“When I first joined mariachi, I was more interested in a little bit guitar,” Jimenez says.
He quickly realized he wanted to play a different instrument. So he switched to the trumpet.
“Since I’m loud, I’m like ‘Yeah, that’s for me,'” Jimenez says. “I want to be the person in the back playing with all the passion in the world, and I just want to be the best out of all of them.”
This mariachi group has given Jimenez more than the skills to play an instrument.
Most of the students are children of immigrants, and they were born in the U.S. So, they hear their parents speaking Spanish at home, but not all of them know the language.
“Every single person in my family speaks Spanish, and I just feel a little — sometimes when I can’t speak, I feel a little — a little dumb,” Jimenez says.
But he is now learning the language, and he says he now feels more connected to his Latino roots.
Fuentes, the mariachi teacher at Glencliff and the person who oversees mariachi education at Metro Nashville Public Schools, says she understands how Jimenez feels.
“Growing up — first generation of migrant parents — my two older sisters communicated a lot more in Spanish with my parents,” Fuentes said. “I, right away, was in (English-language) school. So my basic, kindergarten Spanish, that’s all I had. Once I joined mariachi, that’s when I really started to learn that Spanish again.”
The descriptive lyrics of the songs help students learn the language, and Fuentes uses Spanish words to help drive certain themes home. Like, when she explains the power of sones — a category of Mexican folk music.
“Like we were stolen of everything else, sadly enough. But this is like, ‘That’s our country music right there.’ So, we kinda need to be — I guess macho, macha,” Fuentes told the students at a rehearsal. “We are tough cookies.”
Overall, Fuentes says she wants these kids — who hail from Mexico, Honduras and Puerto Rico— to feel at home.
And that’s something this program provides, says Marcia Neel, the president of Music Education Consultants, Inc.
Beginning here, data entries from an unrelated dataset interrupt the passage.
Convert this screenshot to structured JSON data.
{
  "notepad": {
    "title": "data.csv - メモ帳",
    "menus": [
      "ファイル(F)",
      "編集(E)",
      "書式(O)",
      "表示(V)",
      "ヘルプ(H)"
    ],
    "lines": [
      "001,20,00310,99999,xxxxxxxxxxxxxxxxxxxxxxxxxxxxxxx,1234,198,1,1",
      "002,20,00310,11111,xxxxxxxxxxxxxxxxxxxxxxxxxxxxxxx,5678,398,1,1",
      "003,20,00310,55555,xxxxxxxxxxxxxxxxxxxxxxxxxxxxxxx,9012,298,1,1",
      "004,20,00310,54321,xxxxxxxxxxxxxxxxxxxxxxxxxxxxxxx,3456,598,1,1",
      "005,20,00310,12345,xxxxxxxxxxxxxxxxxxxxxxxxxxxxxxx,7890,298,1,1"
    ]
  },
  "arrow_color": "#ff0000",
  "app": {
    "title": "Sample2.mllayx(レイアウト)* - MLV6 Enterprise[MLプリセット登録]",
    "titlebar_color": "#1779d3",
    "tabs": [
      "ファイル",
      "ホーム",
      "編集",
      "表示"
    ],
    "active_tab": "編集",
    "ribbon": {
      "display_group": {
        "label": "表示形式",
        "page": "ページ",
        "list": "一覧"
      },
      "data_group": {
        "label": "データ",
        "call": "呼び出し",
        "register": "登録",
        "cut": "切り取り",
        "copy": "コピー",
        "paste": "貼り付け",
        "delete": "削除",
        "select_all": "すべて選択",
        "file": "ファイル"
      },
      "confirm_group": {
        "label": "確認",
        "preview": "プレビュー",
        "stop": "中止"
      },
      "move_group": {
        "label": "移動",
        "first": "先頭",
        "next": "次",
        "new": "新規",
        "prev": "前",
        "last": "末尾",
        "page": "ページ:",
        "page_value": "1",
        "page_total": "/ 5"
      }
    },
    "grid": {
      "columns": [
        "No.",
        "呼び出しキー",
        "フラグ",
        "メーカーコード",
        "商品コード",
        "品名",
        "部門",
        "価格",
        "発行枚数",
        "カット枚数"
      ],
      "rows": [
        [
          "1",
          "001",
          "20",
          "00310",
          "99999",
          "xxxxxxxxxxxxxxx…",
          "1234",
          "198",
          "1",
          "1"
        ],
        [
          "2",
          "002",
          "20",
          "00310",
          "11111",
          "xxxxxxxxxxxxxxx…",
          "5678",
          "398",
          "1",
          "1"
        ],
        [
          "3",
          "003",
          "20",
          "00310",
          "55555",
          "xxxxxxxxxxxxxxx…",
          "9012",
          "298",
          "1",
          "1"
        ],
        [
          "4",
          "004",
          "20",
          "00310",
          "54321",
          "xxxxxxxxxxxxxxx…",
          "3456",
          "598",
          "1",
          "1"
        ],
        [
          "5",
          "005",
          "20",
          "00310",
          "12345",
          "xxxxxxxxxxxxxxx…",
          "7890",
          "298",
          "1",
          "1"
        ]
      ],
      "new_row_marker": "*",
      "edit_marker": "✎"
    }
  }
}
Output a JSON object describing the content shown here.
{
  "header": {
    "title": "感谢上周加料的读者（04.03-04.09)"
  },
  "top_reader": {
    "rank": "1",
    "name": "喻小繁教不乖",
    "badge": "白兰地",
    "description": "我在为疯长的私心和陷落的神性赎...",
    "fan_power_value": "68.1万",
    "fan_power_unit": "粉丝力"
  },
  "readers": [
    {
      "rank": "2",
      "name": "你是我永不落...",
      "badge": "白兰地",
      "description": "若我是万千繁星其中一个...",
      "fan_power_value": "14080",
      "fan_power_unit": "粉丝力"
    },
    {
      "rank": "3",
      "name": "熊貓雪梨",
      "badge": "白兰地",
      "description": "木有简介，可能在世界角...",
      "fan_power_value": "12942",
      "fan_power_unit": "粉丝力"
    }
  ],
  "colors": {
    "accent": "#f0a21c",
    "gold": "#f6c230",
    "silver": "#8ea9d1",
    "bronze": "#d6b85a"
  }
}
Neel’s specialty is mariachi education. She says programs like the one at Glencliff High makes schools feel more approachable, especially for Latino families.
According to district data, there’s about 7,000 more Latino students in Metro Nashville Public Schools this year than five years ago.
“All of that stuff is just reaffirming that, ‘It’s OK for me to be me,'” Neel says. “And it’s such a checkerboard for that person that they can be themselves and be accepted for who they are.”
I'm working on a story about this young mariachi group, and I can't stop watching this video I took during one of their rehearsals. ¡Que voz! pic.twitter.com/4pD298jMca
— Sergio Martínez-Beltrán (@SergioMarBel) September 30, 2019
Mariachi Los Potrillos is getting notoriety — the band is starting to score big gigs across the city — including the inauguration of Nashville Mayor John Cooper.
There’s an alumnus who’s aiming to do mariachi professionally. His name is Gustavo Becerra, and unlike most of the students in the group, his first language is Spanish.
“I feel like I have this opportunity to speak on behalf of the Hispanic culture and say, ‘We are here to be successful. To give it 110 percent every day,'” Becerra says in Spanish.
He joined the program when he first came to the U.S. seven years ago. He has already graduated high school, but he says this group is bigger than just a high school band or his ticket to stardom — it’s his family.
“I’m going to keep coming because I’m part of this,” Becerra says. “This is home.”